◆ SUPPLIED DATA ◆
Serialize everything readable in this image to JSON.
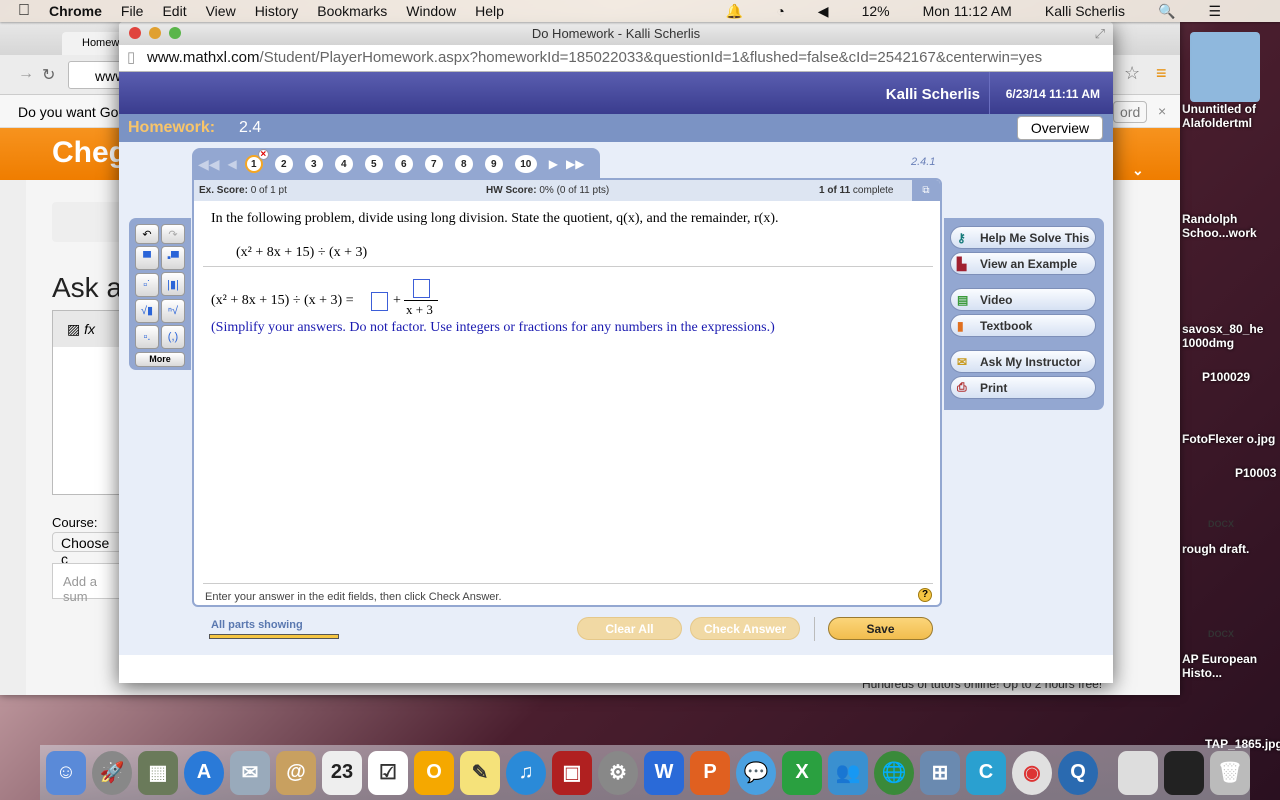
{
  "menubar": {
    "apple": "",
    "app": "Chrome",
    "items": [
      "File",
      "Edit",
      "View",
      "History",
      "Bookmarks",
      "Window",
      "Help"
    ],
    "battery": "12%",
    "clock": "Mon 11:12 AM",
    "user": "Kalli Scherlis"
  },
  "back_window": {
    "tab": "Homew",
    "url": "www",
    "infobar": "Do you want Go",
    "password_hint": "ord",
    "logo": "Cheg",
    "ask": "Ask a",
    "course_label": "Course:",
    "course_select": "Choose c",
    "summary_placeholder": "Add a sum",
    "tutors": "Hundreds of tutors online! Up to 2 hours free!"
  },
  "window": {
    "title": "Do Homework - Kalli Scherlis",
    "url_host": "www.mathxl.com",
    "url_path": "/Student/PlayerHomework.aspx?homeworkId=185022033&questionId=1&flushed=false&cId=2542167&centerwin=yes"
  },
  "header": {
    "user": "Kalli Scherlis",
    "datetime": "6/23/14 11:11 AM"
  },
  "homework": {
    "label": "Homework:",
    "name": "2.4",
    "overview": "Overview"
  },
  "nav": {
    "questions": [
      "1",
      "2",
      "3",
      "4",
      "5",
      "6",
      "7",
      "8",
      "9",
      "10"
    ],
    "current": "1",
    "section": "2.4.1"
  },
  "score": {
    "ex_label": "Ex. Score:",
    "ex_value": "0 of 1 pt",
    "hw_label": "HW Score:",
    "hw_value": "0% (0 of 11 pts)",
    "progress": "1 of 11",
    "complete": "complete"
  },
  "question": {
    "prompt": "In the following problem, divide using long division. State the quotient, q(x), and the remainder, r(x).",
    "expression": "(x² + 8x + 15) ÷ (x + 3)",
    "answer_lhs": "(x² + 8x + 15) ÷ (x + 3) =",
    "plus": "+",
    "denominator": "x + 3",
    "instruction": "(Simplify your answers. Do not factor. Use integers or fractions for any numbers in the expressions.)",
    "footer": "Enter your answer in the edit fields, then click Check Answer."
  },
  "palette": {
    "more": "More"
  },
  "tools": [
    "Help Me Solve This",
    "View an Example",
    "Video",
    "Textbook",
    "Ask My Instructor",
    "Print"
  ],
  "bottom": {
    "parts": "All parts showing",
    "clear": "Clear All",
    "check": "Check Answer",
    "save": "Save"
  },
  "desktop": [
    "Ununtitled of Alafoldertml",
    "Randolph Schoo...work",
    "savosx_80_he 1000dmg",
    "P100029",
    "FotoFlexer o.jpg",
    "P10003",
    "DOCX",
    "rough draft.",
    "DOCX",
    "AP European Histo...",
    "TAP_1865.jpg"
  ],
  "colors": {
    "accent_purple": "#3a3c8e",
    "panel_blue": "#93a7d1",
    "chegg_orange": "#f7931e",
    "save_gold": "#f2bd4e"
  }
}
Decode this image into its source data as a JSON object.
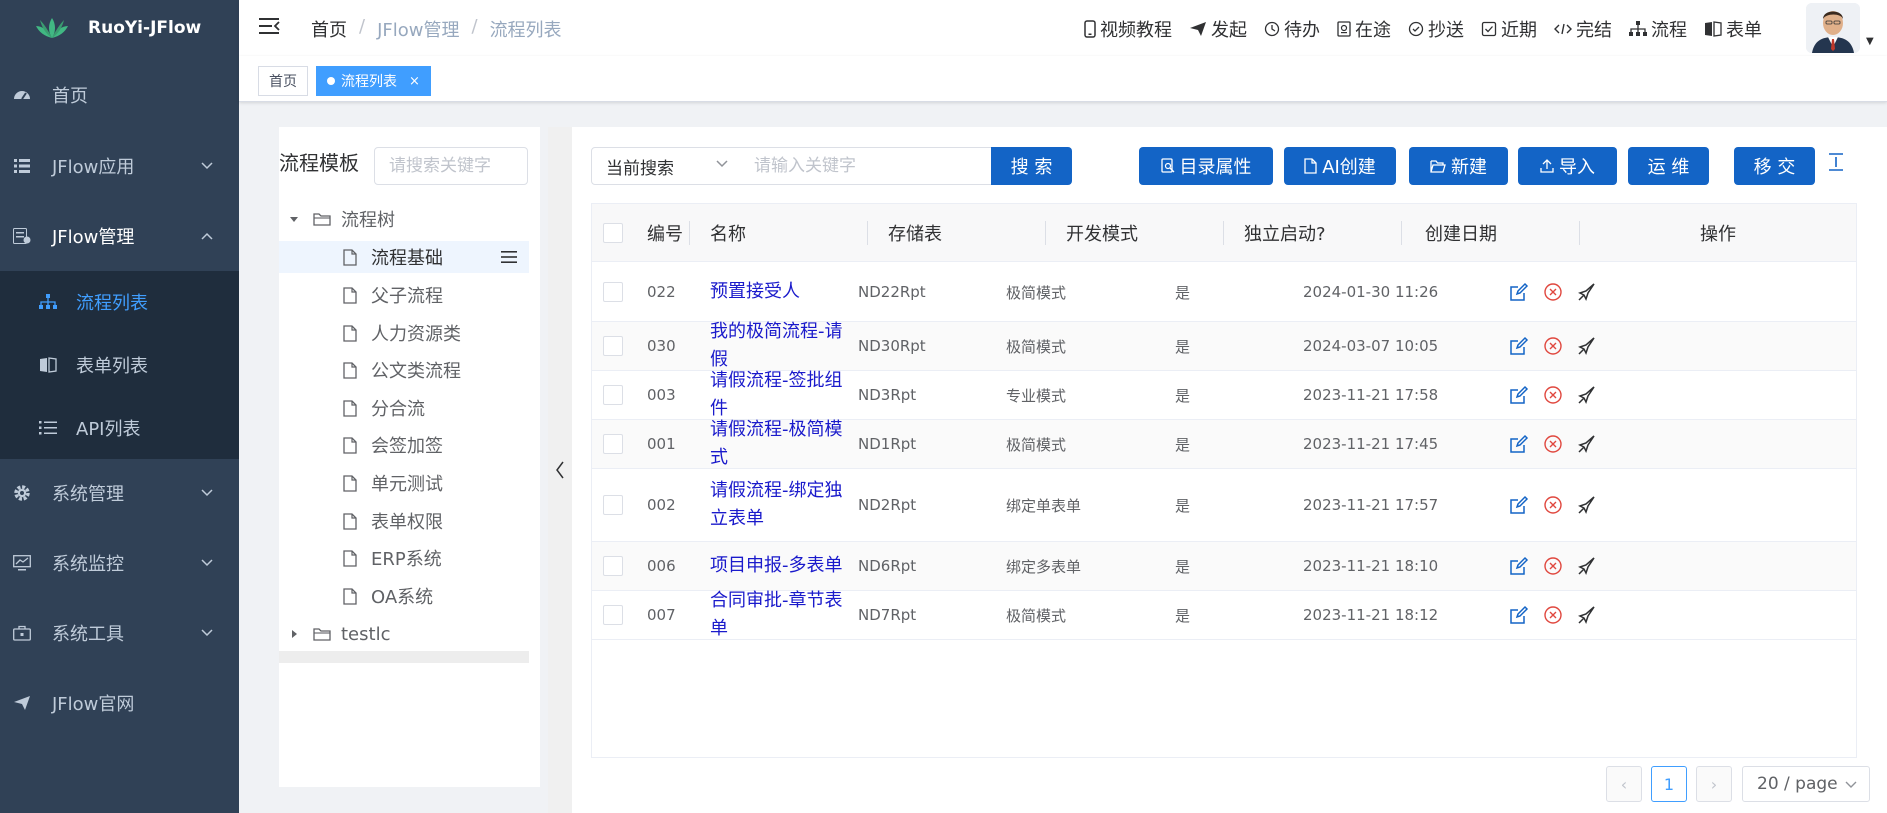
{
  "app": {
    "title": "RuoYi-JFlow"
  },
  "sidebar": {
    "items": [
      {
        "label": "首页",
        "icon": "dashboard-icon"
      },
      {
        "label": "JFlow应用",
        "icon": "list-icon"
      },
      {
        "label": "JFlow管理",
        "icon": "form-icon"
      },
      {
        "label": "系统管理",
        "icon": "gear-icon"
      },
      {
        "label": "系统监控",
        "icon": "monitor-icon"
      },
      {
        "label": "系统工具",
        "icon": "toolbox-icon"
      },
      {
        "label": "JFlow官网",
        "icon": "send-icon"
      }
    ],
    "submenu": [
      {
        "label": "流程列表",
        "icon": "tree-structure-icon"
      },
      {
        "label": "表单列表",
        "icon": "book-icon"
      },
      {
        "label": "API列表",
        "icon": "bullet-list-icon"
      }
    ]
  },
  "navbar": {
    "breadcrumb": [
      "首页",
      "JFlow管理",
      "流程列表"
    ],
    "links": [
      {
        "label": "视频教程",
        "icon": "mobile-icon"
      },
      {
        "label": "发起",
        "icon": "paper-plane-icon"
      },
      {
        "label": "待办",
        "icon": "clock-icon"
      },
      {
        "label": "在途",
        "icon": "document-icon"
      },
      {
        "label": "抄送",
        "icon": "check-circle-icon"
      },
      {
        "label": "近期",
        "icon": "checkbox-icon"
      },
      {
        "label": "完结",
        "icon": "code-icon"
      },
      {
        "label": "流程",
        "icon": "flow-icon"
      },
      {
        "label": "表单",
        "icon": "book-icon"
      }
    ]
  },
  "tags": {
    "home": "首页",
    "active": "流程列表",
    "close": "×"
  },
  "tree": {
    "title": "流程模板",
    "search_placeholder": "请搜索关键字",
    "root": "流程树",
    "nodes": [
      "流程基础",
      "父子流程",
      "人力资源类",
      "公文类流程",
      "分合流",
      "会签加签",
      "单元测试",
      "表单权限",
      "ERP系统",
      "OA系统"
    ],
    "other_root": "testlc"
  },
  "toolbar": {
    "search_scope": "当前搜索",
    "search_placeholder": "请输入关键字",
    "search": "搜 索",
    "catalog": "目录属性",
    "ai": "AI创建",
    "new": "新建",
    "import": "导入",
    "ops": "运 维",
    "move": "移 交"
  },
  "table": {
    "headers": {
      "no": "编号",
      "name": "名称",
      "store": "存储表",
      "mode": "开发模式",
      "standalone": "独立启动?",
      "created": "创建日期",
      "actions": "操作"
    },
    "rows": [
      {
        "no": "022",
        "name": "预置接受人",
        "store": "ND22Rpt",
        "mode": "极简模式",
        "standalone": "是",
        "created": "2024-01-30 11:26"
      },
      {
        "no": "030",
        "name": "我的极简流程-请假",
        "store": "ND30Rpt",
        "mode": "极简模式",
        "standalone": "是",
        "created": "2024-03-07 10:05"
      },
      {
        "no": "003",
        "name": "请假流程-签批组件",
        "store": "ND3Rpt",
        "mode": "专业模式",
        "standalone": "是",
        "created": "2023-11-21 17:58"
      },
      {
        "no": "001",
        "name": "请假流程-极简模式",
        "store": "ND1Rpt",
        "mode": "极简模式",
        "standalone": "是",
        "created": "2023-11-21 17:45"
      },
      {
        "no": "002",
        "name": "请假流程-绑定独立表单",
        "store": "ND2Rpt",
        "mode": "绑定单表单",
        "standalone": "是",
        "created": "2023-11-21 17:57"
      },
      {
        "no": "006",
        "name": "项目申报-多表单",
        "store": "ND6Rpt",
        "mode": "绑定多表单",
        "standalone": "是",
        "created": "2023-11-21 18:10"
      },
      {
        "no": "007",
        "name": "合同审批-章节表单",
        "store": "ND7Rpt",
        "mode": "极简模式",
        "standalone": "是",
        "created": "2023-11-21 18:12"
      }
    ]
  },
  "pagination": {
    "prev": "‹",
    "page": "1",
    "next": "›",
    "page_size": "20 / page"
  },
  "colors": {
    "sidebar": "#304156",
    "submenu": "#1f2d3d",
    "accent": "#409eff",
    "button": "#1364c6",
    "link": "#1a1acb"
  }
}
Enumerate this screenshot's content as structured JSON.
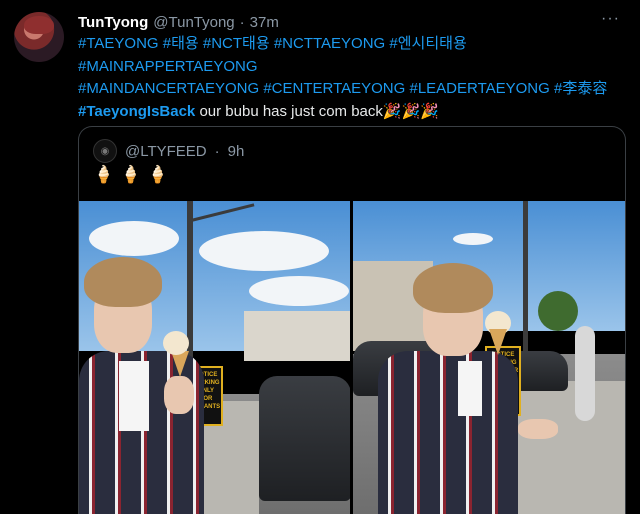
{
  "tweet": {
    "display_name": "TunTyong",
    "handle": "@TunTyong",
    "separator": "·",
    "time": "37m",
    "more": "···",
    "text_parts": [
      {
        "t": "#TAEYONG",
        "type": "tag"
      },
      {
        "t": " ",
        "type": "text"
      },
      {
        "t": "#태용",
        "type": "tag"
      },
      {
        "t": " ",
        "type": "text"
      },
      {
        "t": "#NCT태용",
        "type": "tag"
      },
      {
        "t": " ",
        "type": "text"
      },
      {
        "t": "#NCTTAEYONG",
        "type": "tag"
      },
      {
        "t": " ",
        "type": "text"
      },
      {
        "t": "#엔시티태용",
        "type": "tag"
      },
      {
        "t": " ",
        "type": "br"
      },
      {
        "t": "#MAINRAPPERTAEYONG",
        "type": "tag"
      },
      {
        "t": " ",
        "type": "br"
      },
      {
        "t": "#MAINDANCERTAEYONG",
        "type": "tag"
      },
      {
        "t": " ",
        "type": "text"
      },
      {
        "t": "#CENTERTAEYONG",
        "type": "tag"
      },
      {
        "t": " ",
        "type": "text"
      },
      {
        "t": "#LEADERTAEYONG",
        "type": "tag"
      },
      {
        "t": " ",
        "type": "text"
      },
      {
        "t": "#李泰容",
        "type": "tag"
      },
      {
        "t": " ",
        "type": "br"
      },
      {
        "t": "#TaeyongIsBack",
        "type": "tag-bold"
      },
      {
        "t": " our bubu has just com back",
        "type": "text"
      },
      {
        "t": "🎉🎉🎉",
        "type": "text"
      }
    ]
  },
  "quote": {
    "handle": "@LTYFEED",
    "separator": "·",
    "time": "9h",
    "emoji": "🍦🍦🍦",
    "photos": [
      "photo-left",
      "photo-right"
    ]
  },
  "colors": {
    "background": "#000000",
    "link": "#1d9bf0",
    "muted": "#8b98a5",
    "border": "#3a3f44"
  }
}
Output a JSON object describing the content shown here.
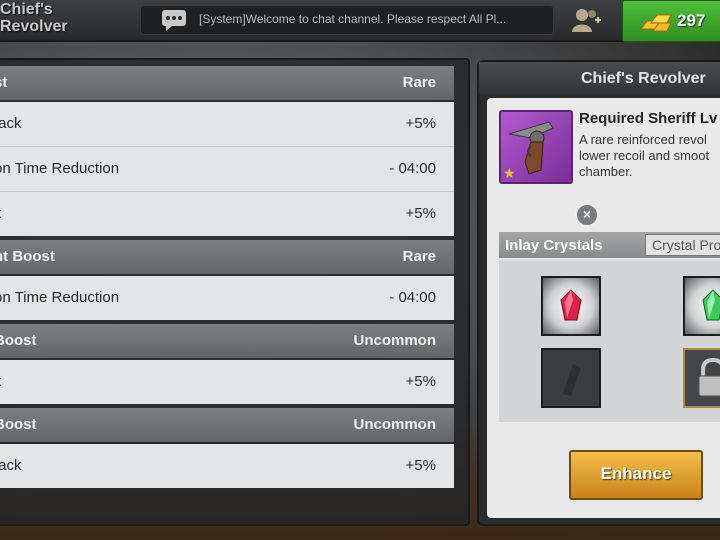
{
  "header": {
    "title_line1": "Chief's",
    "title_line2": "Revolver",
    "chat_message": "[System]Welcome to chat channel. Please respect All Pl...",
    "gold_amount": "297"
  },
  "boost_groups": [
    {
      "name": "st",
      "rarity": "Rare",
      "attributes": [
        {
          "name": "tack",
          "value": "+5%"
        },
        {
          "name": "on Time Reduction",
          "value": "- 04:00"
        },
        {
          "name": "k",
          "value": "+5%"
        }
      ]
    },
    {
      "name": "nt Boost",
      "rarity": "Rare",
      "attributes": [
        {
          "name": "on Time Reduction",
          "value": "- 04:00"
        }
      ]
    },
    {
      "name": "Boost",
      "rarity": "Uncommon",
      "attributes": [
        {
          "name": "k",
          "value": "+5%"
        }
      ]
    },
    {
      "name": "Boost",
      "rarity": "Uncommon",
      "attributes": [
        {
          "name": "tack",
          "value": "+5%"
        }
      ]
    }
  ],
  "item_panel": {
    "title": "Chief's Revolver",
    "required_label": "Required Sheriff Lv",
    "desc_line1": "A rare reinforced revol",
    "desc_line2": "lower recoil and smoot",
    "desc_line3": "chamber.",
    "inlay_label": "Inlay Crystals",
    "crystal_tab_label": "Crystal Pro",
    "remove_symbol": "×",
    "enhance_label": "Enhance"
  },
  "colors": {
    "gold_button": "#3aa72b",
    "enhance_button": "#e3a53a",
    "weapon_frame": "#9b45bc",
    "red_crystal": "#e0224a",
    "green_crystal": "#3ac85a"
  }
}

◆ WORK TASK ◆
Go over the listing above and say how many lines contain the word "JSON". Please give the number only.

◆ RESPONSE BOX ◆
4